[Website and app data records]
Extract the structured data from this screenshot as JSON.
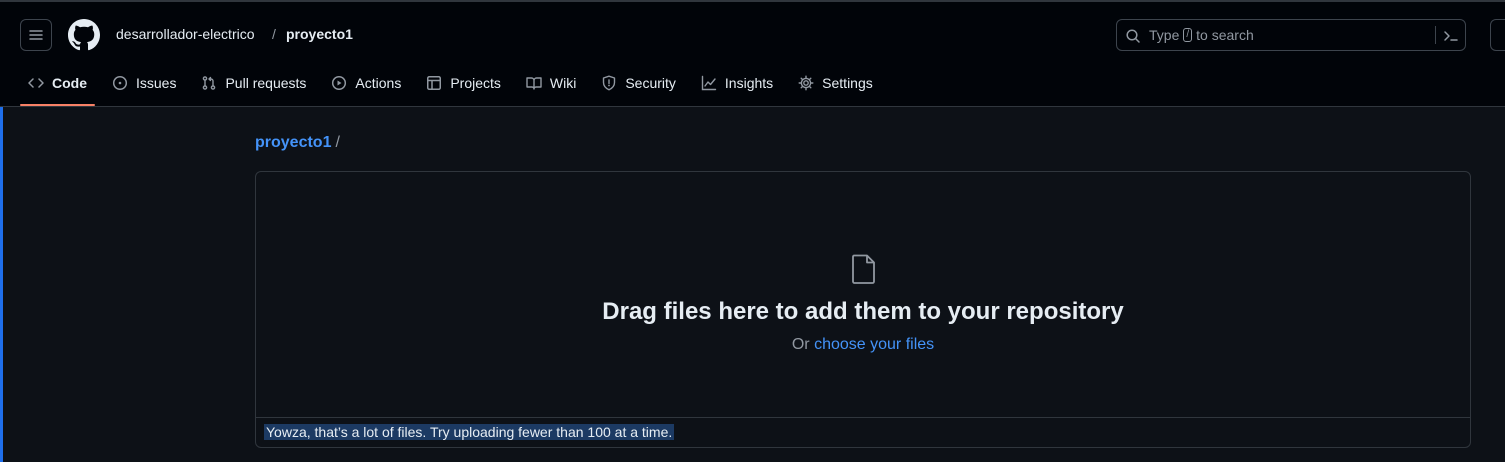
{
  "header": {
    "owner": "desarrollador-electrico",
    "separator": "/",
    "repo": "proyecto1",
    "search_placeholder_pre": "Type",
    "search_key": "/",
    "search_placeholder_post": "to search"
  },
  "tabs": [
    {
      "label": "Code",
      "icon": "code-icon",
      "active": true
    },
    {
      "label": "Issues",
      "icon": "issue-icon"
    },
    {
      "label": "Pull requests",
      "icon": "pull-request-icon"
    },
    {
      "label": "Actions",
      "icon": "play-icon"
    },
    {
      "label": "Projects",
      "icon": "table-icon"
    },
    {
      "label": "Wiki",
      "icon": "book-icon"
    },
    {
      "label": "Security",
      "icon": "shield-icon"
    },
    {
      "label": "Insights",
      "icon": "graph-icon"
    },
    {
      "label": "Settings",
      "icon": "gear-icon"
    }
  ],
  "breadcrumb": {
    "repo": "proyecto1",
    "separator": "/"
  },
  "upload": {
    "title": "Drag files here to add them to your repository",
    "or_text": "Or",
    "choose_link": "choose your files",
    "error": "Yowza, that’s a lot of files. Try uploading fewer than 100 at a time."
  },
  "colors": {
    "background": "#0d1117",
    "header": "#010409",
    "accent_link": "#4493f8",
    "active_tab_underline": "#f78166",
    "selection": "#1c3a63"
  }
}
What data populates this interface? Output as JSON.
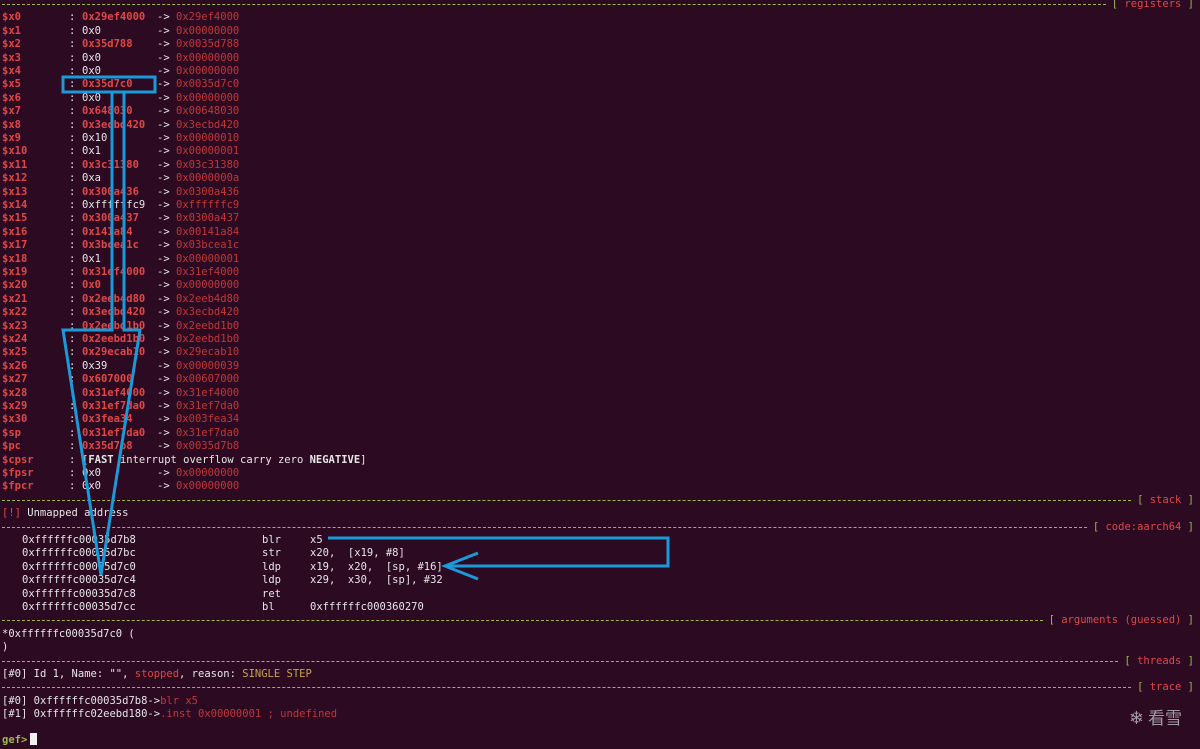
{
  "sections": {
    "registers": "registers",
    "stack": "stack",
    "code": "code:aarch64",
    "arguments": "arguments (guessed)",
    "threads": "threads",
    "trace": "trace"
  },
  "registers": [
    {
      "name": "$x0",
      "value": "0x29ef4000",
      "deref": "0x29ef4000",
      "hl": true
    },
    {
      "name": "$x1",
      "value": "0x0",
      "deref": "0x00000000",
      "hl": false
    },
    {
      "name": "$x2",
      "value": "0x35d788",
      "deref": "0x0035d788",
      "hl": true
    },
    {
      "name": "$x3",
      "value": "0x0",
      "deref": "0x00000000",
      "hl": false
    },
    {
      "name": "$x4",
      "value": "0x0",
      "deref": "0x00000000",
      "hl": false
    },
    {
      "name": "$x5",
      "value": "0x35d7c0",
      "deref": "0x0035d7c0",
      "hl": true
    },
    {
      "name": "$x6",
      "value": "0x0",
      "deref": "0x00000000",
      "hl": false
    },
    {
      "name": "$x7",
      "value": "0x648030",
      "deref": "0x00648030",
      "hl": true
    },
    {
      "name": "$x8",
      "value": "0x3ecbd420",
      "deref": "0x3ecbd420",
      "hl": true
    },
    {
      "name": "$x9",
      "value": "0x10",
      "deref": "0x00000010",
      "hl": false
    },
    {
      "name": "$x10",
      "value": "0x1",
      "deref": "0x00000001",
      "hl": false
    },
    {
      "name": "$x11",
      "value": "0x3c31380",
      "deref": "0x03c31380",
      "hl": true
    },
    {
      "name": "$x12",
      "value": "0xa",
      "deref": "0x0000000a",
      "hl": false
    },
    {
      "name": "$x13",
      "value": "0x300a436",
      "deref": "0x0300a436",
      "hl": true
    },
    {
      "name": "$x14",
      "value": "0xffffffc9",
      "deref": "0xffffffc9",
      "hl": false
    },
    {
      "name": "$x15",
      "value": "0x300a437",
      "deref": "0x0300a437",
      "hl": true
    },
    {
      "name": "$x16",
      "value": "0x141a84",
      "deref": "0x00141a84",
      "hl": true
    },
    {
      "name": "$x17",
      "value": "0x3bcea1c",
      "deref": "0x03bcea1c",
      "hl": true
    },
    {
      "name": "$x18",
      "value": "0x1",
      "deref": "0x00000001",
      "hl": false
    },
    {
      "name": "$x19",
      "value": "0x31ef4000",
      "deref": "0x31ef4000",
      "hl": true
    },
    {
      "name": "$x20",
      "value": "0x0",
      "deref": "0x00000000",
      "hl": true
    },
    {
      "name": "$x21",
      "value": "0x2eeb4d80",
      "deref": "0x2eeb4d80",
      "hl": true
    },
    {
      "name": "$x22",
      "value": "0x3ecbd420",
      "deref": "0x3ecbd420",
      "hl": true
    },
    {
      "name": "$x23",
      "value": "0x2eebd1b0",
      "deref": "0x2eebd1b0",
      "hl": true
    },
    {
      "name": "$x24",
      "value": "0x2eebd1b0",
      "deref": "0x2eebd1b0",
      "hl": true
    },
    {
      "name": "$x25",
      "value": "0x29ecab10",
      "deref": "0x29ecab10",
      "hl": true
    },
    {
      "name": "$x26",
      "value": "0x39",
      "deref": "0x00000039",
      "hl": false
    },
    {
      "name": "$x27",
      "value": "0x607000",
      "deref": "0x00607000",
      "hl": true
    },
    {
      "name": "$x28",
      "value": "0x31ef4000",
      "deref": "0x31ef4000",
      "hl": true
    },
    {
      "name": "$x29",
      "value": "0x31ef7da0",
      "deref": "0x31ef7da0",
      "hl": true
    },
    {
      "name": "$x30",
      "value": "0x3fea34",
      "deref": "0x003fea34",
      "hl": true
    },
    {
      "name": "$sp",
      "value": "0x31ef7da0",
      "deref": "0x31ef7da0",
      "hl": true
    },
    {
      "name": "$pc",
      "value": "0x35d7b8",
      "deref": "0x0035d7b8",
      "hl": true
    }
  ],
  "cpsr": {
    "name": "$cpsr",
    "open": "[",
    "fast": "FAST",
    "mid": " interrupt overflow carry zero ",
    "neg": "NEGATIVE",
    "close": "]"
  },
  "fp_registers": [
    {
      "name": "$fpsr",
      "value": "0x0",
      "deref": "0x00000000"
    },
    {
      "name": "$fpcr",
      "value": "0x0",
      "deref": "0x00000000"
    }
  ],
  "arrow": "->",
  "stack": {
    "tag": "[!]",
    "msg": " Unmapped address"
  },
  "code": [
    {
      "addr": "0xffffffc00035d7b8",
      "mn": "blr",
      "op": "x5"
    },
    {
      "addr": "0xffffffc00035d7bc",
      "mn": "str",
      "op": "x20,  [x19, #8]"
    },
    {
      "addr": "0xffffffc00035d7c0",
      "mn": "ldp",
      "op": "x19,  x20,  [sp, #16]"
    },
    {
      "addr": "0xffffffc00035d7c4",
      "mn": "ldp",
      "op": "x29,  x30,  [sp], #32"
    },
    {
      "addr": "0xffffffc00035d7c8",
      "mn": "ret",
      "op": ""
    },
    {
      "addr": "0xffffffc00035d7cc",
      "mn": "bl",
      "op": "0xffffffc000360270"
    }
  ],
  "arguments": {
    "line1": "*0xffffffc00035d7c0 (",
    "line2": ")"
  },
  "threads": {
    "idx": "[#0]",
    "text": " Id 1, Name: \"\", ",
    "stopped": "stopped",
    "mid": ", reason: ",
    "reason": "SINGLE STEP"
  },
  "trace": [
    {
      "idx": "[#0]",
      "addr": " 0xffffffc00035d7b8->",
      "sym": "blr x5"
    },
    {
      "idx": "[#1]",
      "addr": " 0xffffffc02eebd180->",
      "sym": ".inst 0x00000001 ; undefined"
    }
  ],
  "prompt": "gef>",
  "watermark": "看雪",
  "colors": {
    "bg": "#2c0a22",
    "red": "#e04848",
    "green": "#9db84a",
    "annotation": "#1a9ad8"
  }
}
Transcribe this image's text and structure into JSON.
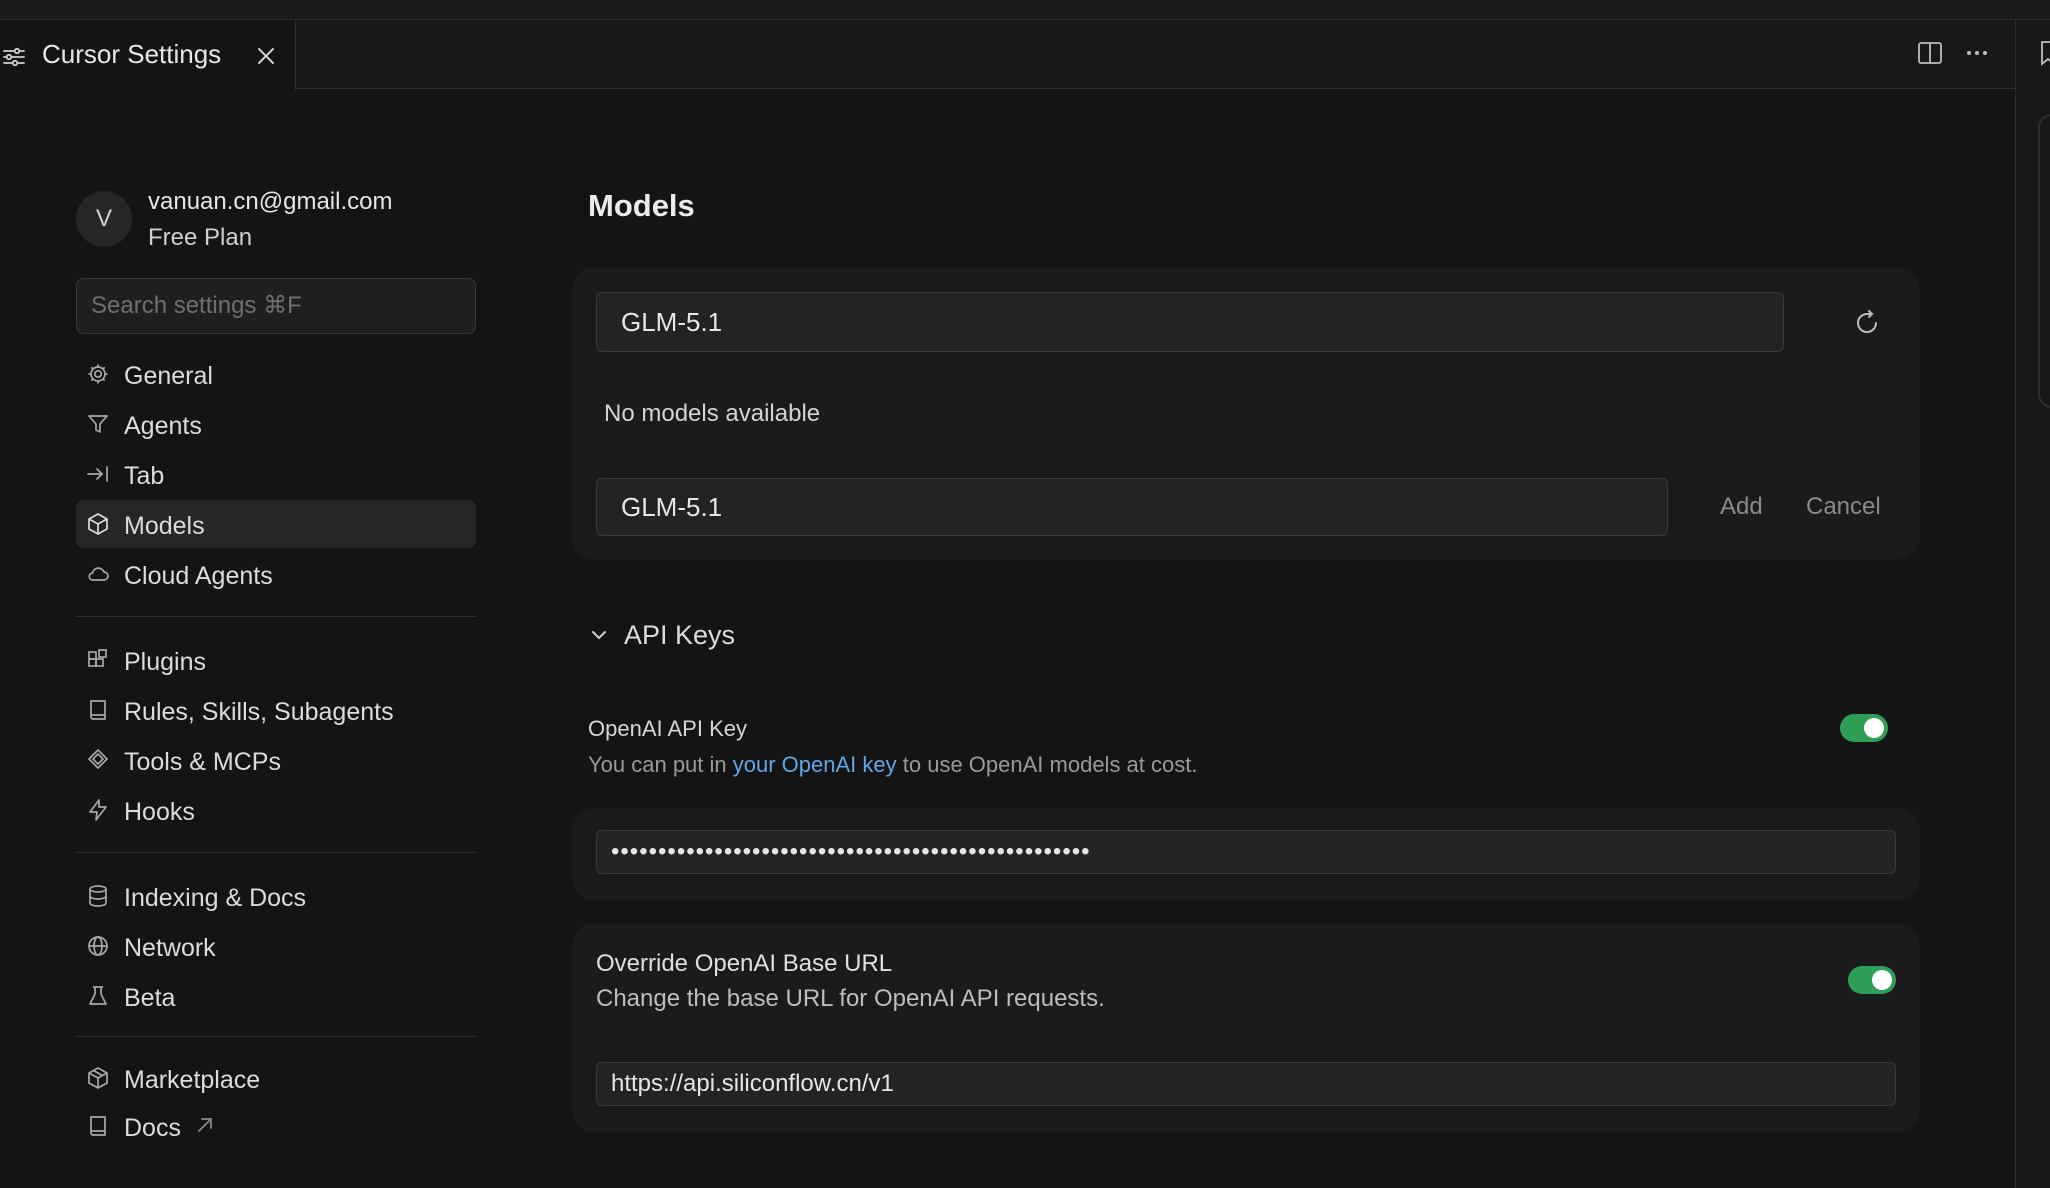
{
  "tab": {
    "title": "Cursor Settings",
    "icon": "sliders-icon"
  },
  "account": {
    "avatar_initial": "V",
    "email": "vanuan.cn@gmail.com",
    "plan": "Free Plan"
  },
  "search": {
    "placeholder": "Search settings ⌘F"
  },
  "sidebar": {
    "items": [
      {
        "label": "General",
        "icon": "gear-icon"
      },
      {
        "label": "Agents",
        "icon": "agents-icon"
      },
      {
        "label": "Tab",
        "icon": "tab-arrow-icon"
      },
      {
        "label": "Models",
        "icon": "cube-icon",
        "active": true
      },
      {
        "label": "Cloud Agents",
        "icon": "cloud-icon"
      },
      {
        "label": "Plugins",
        "icon": "plugins-icon"
      },
      {
        "label": "Rules, Skills, Subagents",
        "icon": "book-icon"
      },
      {
        "label": "Tools & MCPs",
        "icon": "tools-icon"
      },
      {
        "label": "Hooks",
        "icon": "lightning-icon"
      },
      {
        "label": "Indexing & Docs",
        "icon": "database-icon"
      },
      {
        "label": "Network",
        "icon": "globe-icon"
      },
      {
        "label": "Beta",
        "icon": "flask-icon"
      },
      {
        "label": "Marketplace",
        "icon": "package-icon"
      },
      {
        "label": "Docs",
        "icon": "book-icon",
        "external": true
      }
    ]
  },
  "models": {
    "heading": "Models",
    "search_value": "GLM-5.1",
    "empty_text": "No models available",
    "new_model_value": "GLM-5.1",
    "add_label": "Add",
    "cancel_label": "Cancel"
  },
  "api_keys": {
    "heading": "API Keys",
    "openai_label": "OpenAI API Key",
    "openai_desc_prefix": "You can put in",
    "openai_link": "your OpenAI key",
    "openai_desc_suffix": "to use OpenAI models at cost.",
    "openai_enabled": true,
    "openai_key_masked": "•••••••••••••••••••••••••••••••••••••••••••••••••••",
    "override_label": "Override OpenAI Base URL",
    "override_desc": "Change the base URL for OpenAI API requests.",
    "override_enabled": true,
    "base_url": "https://api.siliconflow.cn/v1"
  },
  "colors": {
    "background": "#141414",
    "card": "#1b1b1b",
    "toggle_on": "#2f9f57",
    "link": "#5fa8e8"
  }
}
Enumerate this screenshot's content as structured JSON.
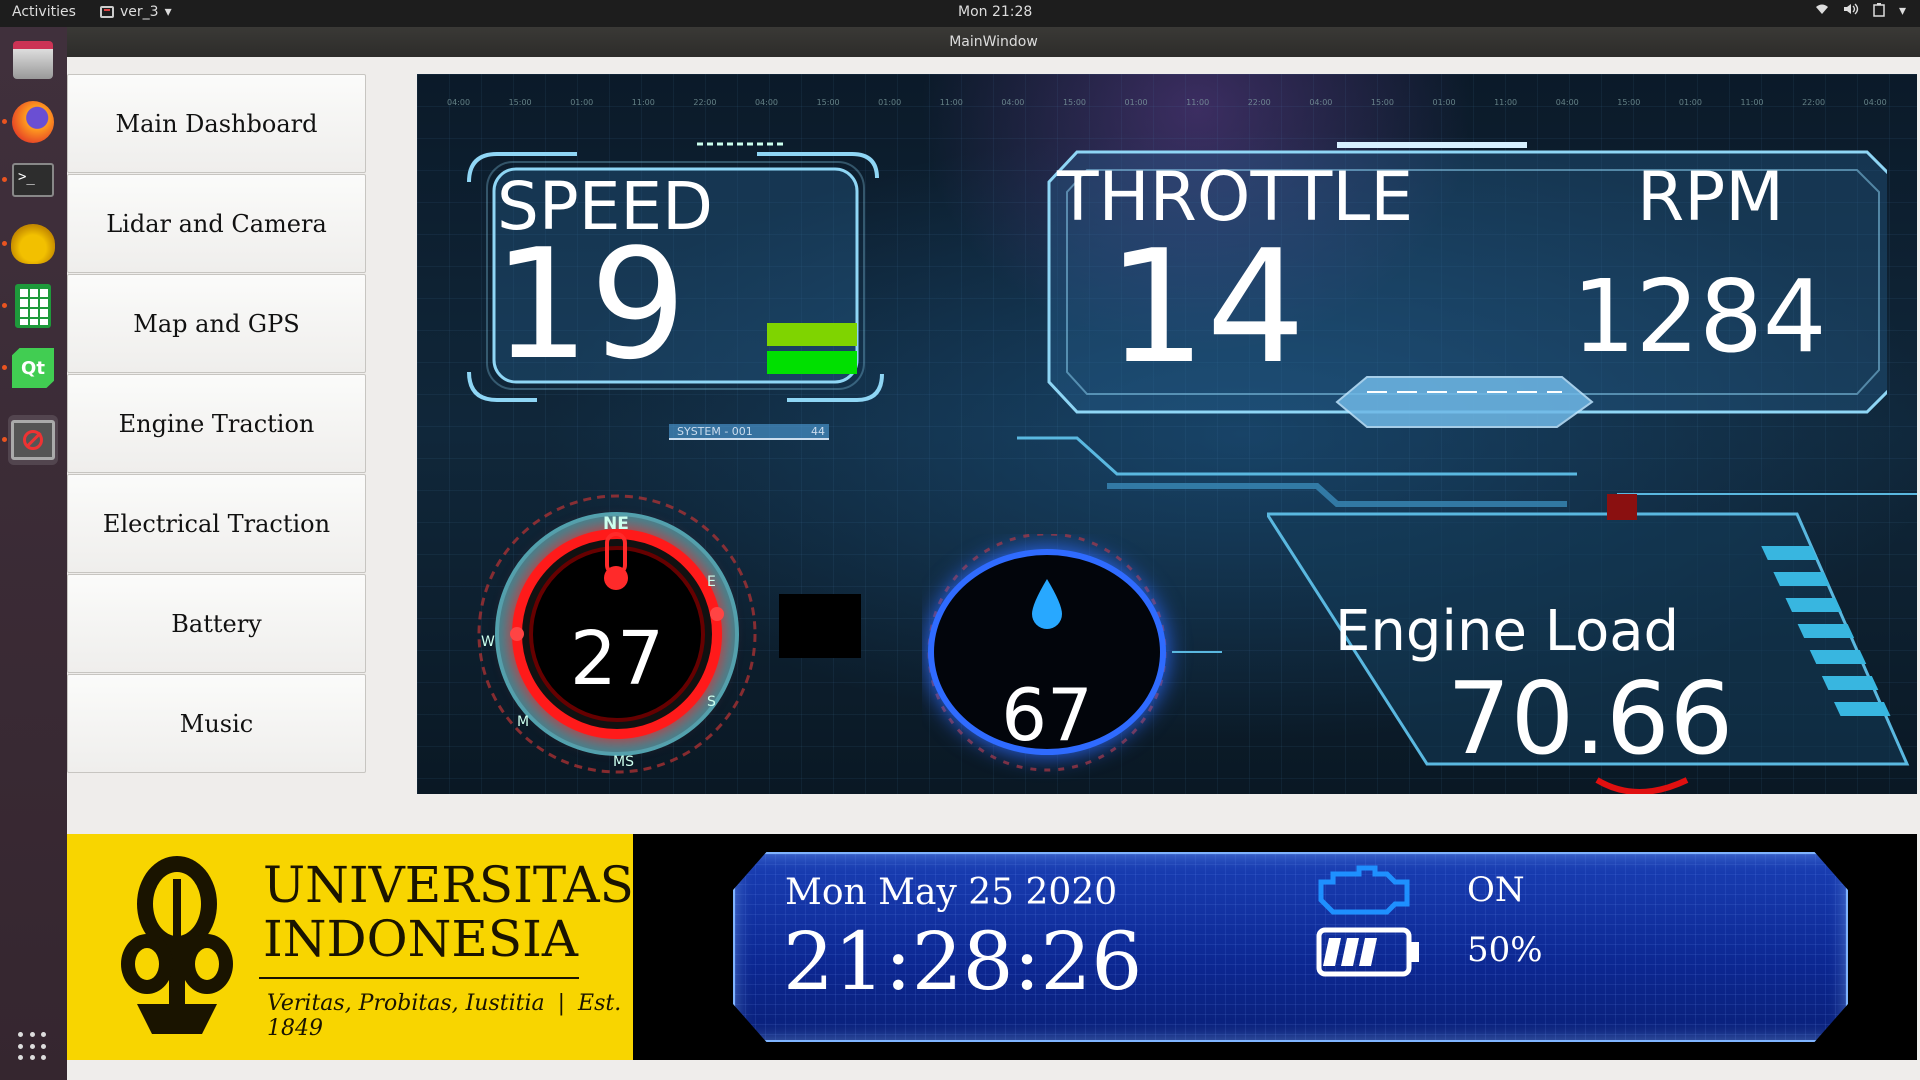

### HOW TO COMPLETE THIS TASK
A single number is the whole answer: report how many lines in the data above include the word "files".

### ANSWER SPACE
3